This B-movie, which airs repeatedly on the Sci-Fi Channel, isn't the world's grestest film. But it has a certain camp appeal. The film is part anti-nuclear screed, part "boy loves dog" film, part "Cujo" and part science fiction movie.
The film involves the Yates family, who live in a bucolic small town near a nuclear reactor. An old man who works as a security guard there adopts a homeless dog. But when the reactor has a meltdown (which is hushed up by the standard baddies who run the plant), the dog is trapped inside the core and irradiated. Assumed dead, "Atomic Dog" escapes the plant to wreak havoc on the town.
"Havoc" is a little over-stating the case, however.
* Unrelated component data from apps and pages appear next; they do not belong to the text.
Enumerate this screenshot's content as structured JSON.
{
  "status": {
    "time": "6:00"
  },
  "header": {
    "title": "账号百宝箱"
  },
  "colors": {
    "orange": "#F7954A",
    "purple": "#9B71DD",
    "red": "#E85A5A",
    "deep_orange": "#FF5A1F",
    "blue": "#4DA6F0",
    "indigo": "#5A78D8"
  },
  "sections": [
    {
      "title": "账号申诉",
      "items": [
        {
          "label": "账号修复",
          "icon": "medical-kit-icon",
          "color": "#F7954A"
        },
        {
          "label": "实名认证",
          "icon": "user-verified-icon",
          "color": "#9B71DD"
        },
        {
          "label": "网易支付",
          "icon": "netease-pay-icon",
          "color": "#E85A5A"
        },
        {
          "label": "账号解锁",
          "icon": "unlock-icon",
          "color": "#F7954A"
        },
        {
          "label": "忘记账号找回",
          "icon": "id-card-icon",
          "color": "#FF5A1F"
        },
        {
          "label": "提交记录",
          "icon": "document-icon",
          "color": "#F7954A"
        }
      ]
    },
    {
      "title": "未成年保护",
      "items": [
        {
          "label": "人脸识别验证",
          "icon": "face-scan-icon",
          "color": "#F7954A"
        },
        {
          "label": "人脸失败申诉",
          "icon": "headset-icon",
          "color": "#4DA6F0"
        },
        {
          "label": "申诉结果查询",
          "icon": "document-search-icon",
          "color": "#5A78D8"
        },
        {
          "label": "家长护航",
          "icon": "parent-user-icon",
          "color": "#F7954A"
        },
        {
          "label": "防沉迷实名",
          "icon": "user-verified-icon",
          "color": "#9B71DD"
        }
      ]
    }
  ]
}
At first, the dog seems to menace the Yates family and especially young Josh, whose own dog keeps getting lost. But Josh (stupidly? heroically?) befriends Atomic Dog -- even though Atomic Dog has attacked his own pet -- and feeds the glowing beastie. None of this makes sense. It is as if the writer of the film wasn't sure if he wanted a family film or a version of "Cujo." Instead, a weird admixture exists in the film. For teens or younger children, the film has a slight menacing undercurrent (wholly accidental). But for adults, the film is just goofy. It's also unclear exactly why Atomic Dog is monstrous. The dog seems to glow at night, has glowing eyes, and is somewhat stronger than a normal dog. But other than that, it's not much of a menace.
Soon, the town authorities, pushed by the evil folk at the nuclear plant (eager to cover up the nuclear monster they created), begin to think Atomic Dog is a horrible terror that will "destroy the town." The Yates try to protect Atomic Dog, helped by their vet and Josh's friend Dwayne (the quite good teen actor Scott Olynek). Lots of time-wasting action occurs, as the town hunts the dog down. The action is so slow-paced and interminable that it's difficult to actually sit through the film.
By the end of the film, all's well that ends well. We even get puppies to which the audience is supposed to deliver the requisite "awww!"). There's clearly room for a sequel.
Micah Gardner is serviceable as the film's teenage star, Josh Yates, but not outstanding. Daniel Hugh Kelly tries his hardest as the father, Brook Yates, but his acting skills are so limited and poor that his performance is painful to watch. Isabella Hofmann is given little to do except drive the kids to school, make cookies, and look worried. Scott Olynek is the surprise here -- he actually looks effortless and natural as the best friend.
There are very few special effects in the film, although the editing, cinematography and production values are fairly top-notch. There's a little violence (mostly dog attacks, which are easily spotted even by children as fake), some crowds with torches, and such.
It's a time-waster for adults, but probably might satisfy the middle-school kids.
Review by tevanson from the Internet Movie Database.